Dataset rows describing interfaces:
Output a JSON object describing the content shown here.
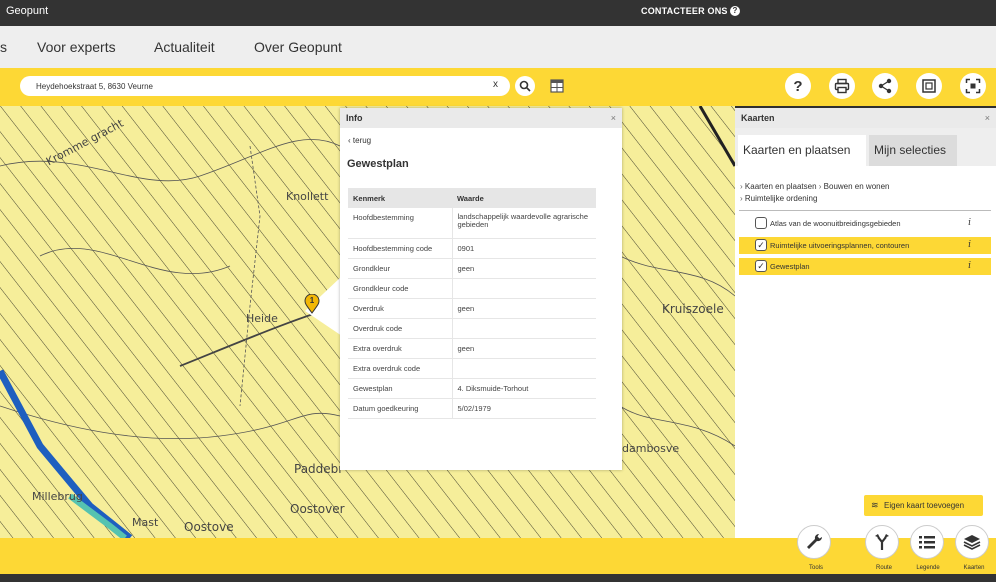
{
  "topbar": {
    "brand": "Geopunt",
    "contact": "CONTACTEER ONS",
    "help": "?"
  },
  "nav": {
    "items": [
      "s",
      "Voor experts",
      "Actualiteit",
      "Over Geopunt"
    ]
  },
  "search": {
    "value": "Heydehoekstraat 5, 8630 Veurne",
    "clear": "x"
  },
  "map": {
    "labels": [
      "Kromme gracht",
      "Knollett",
      "Heide",
      "Kruiszoele",
      "Paddebr",
      "Millebrug",
      "Mast",
      "Oostove",
      "Oostover",
      "dambosve"
    ],
    "marker": "1"
  },
  "info": {
    "header": "Info",
    "close": "×",
    "back": "terug",
    "title": "Gewestplan",
    "columns": [
      "Kenmerk",
      "Waarde"
    ],
    "rows": [
      [
        "Hoofdbestemming",
        "landschappelijk waardevolle agrarische gebieden"
      ],
      [
        "Hoofdbestemming code",
        "0901"
      ],
      [
        "Grondkleur",
        "geen"
      ],
      [
        "Grondkleur code",
        ""
      ],
      [
        "Overdruk",
        "geen"
      ],
      [
        "Overdruk code",
        ""
      ],
      [
        "Extra overdruk",
        "geen"
      ],
      [
        "Extra overdruk code",
        ""
      ],
      [
        "Gewestplan",
        "4. Diksmuide-Torhout"
      ],
      [
        "Datum goedkeuring",
        "5/02/1979"
      ]
    ]
  },
  "kaarten": {
    "header": "Kaarten",
    "close": "×",
    "tabs": [
      "Kaarten en plaatsen",
      "Mijn selecties"
    ],
    "breadcrumb": [
      "Kaarten en plaatsen",
      "Bouwen en wonen",
      "Ruimtelijke ordening"
    ],
    "layers": [
      {
        "label": "Atlas van de woonuitbreidingsgebieden",
        "checked": false
      },
      {
        "label": "Ruimtelijke uitvoeringsplannen, contouren",
        "checked": true
      },
      {
        "label": "Gewestplan",
        "checked": true
      }
    ],
    "info_glyph": "i",
    "add_map": "Eigen kaart toevoegen"
  },
  "bottom": {
    "buttons": [
      "Tools",
      "Route",
      "Legende",
      "Kaarten"
    ]
  },
  "colors": {
    "accent": "#fdd835",
    "dark": "#333333",
    "map": "#f6ee9a",
    "river": "#1e5fbf"
  }
}
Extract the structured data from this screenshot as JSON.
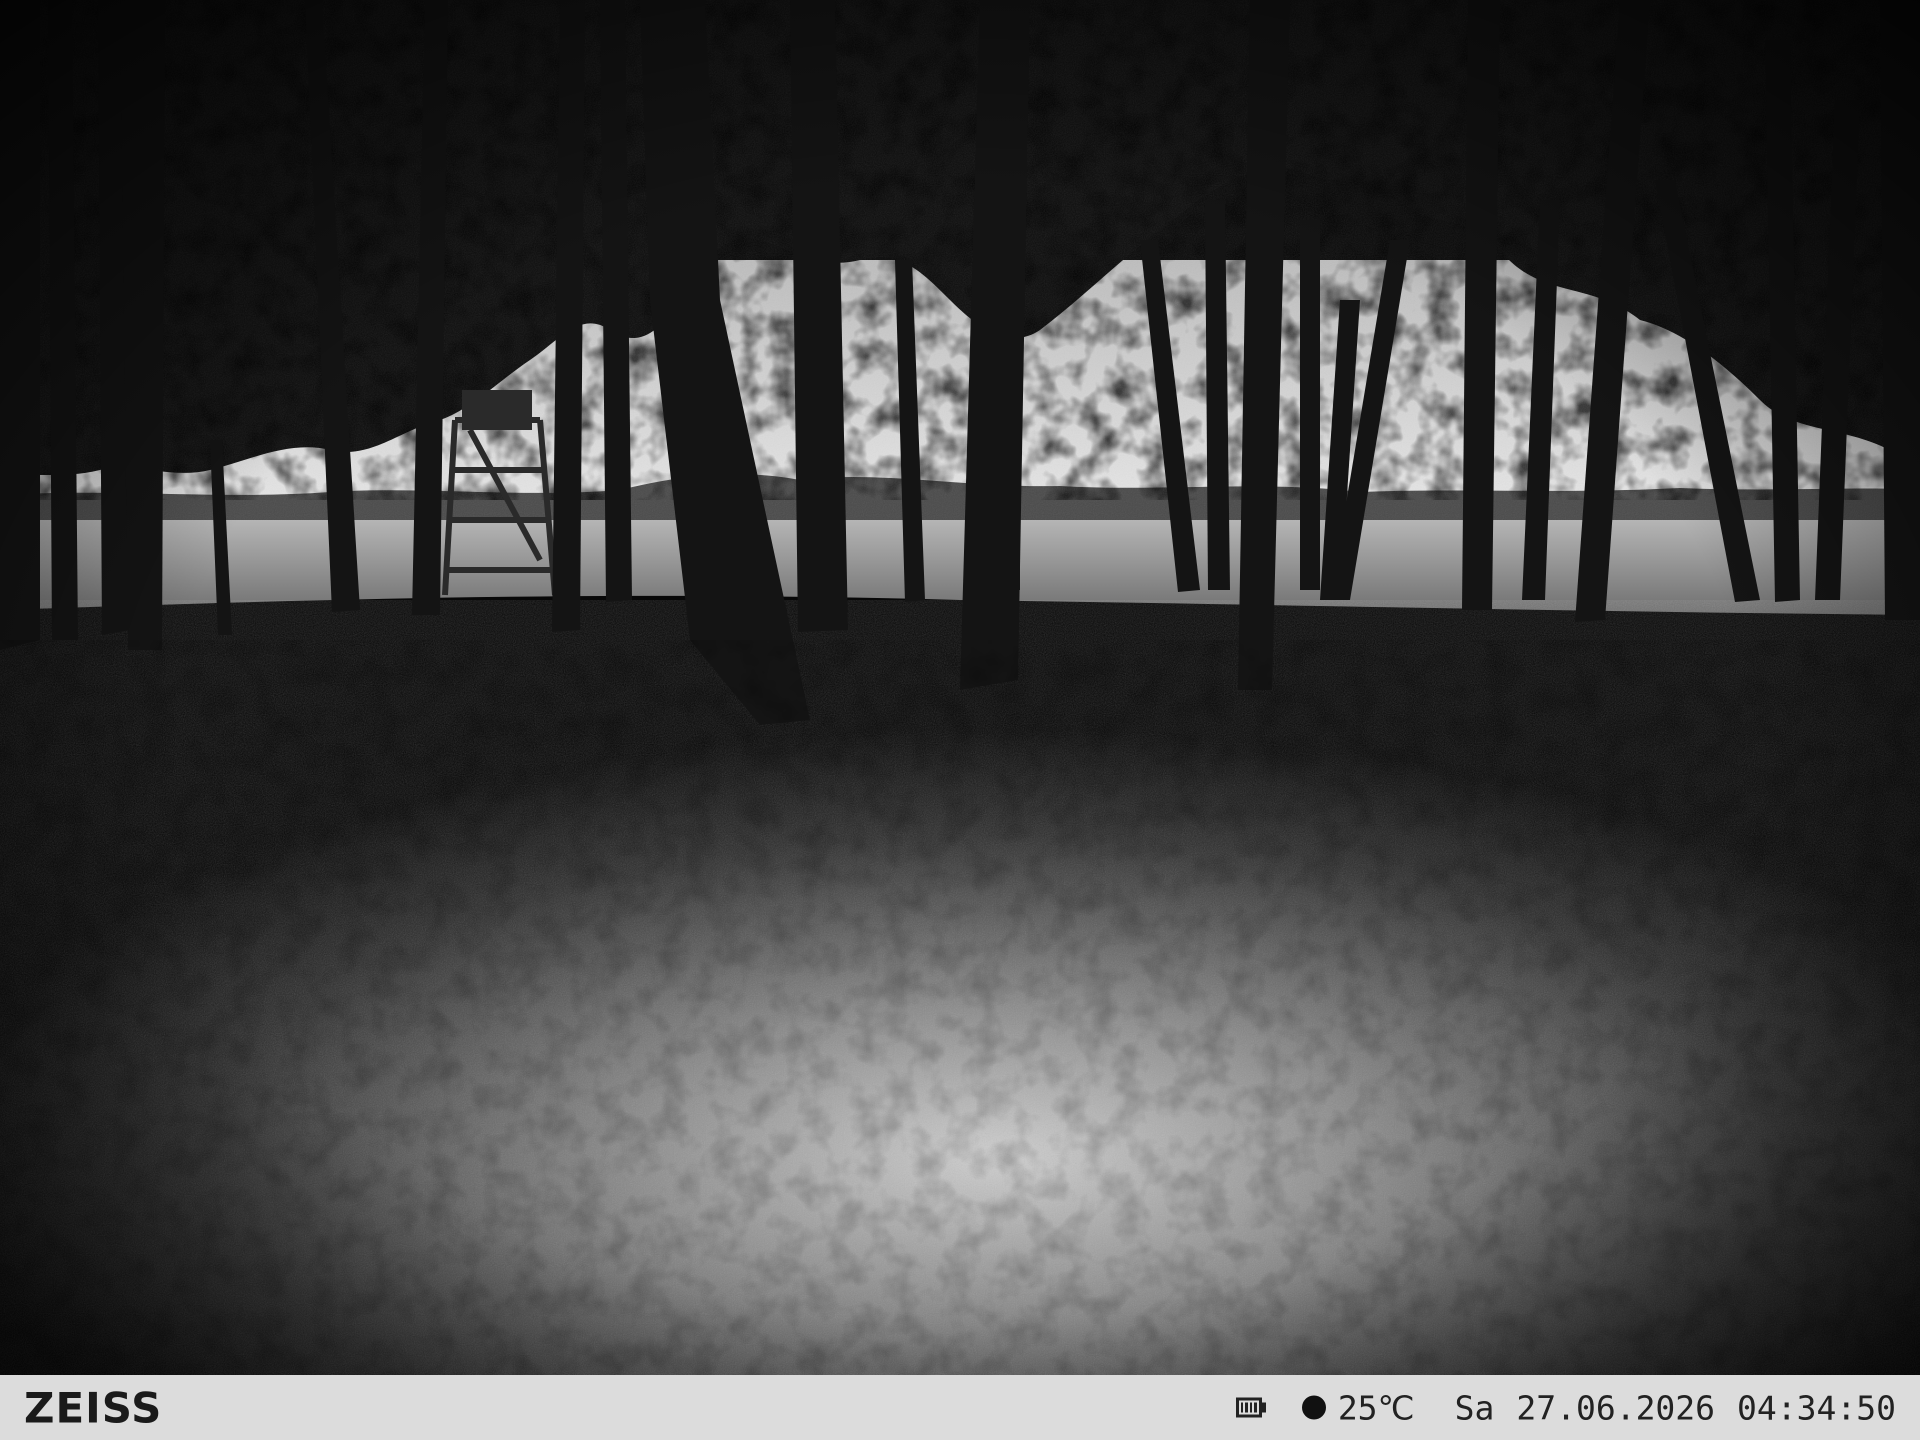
{
  "camera": {
    "brand": "ZEISS",
    "battery_icon": "battery-full-icon",
    "moon_icon": "moon-phase-icon",
    "temperature": "25℃",
    "weekday": "Sa",
    "date": "27.06.2026",
    "time": "04:34:50"
  },
  "scene": {
    "description_icon": "forest-night-photo"
  }
}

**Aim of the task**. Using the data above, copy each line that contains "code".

**Written solution**.
        "Hoofdbestemming code",
        "Grondkleur code",
        "Overdruk code",
        "Extra overdruk code",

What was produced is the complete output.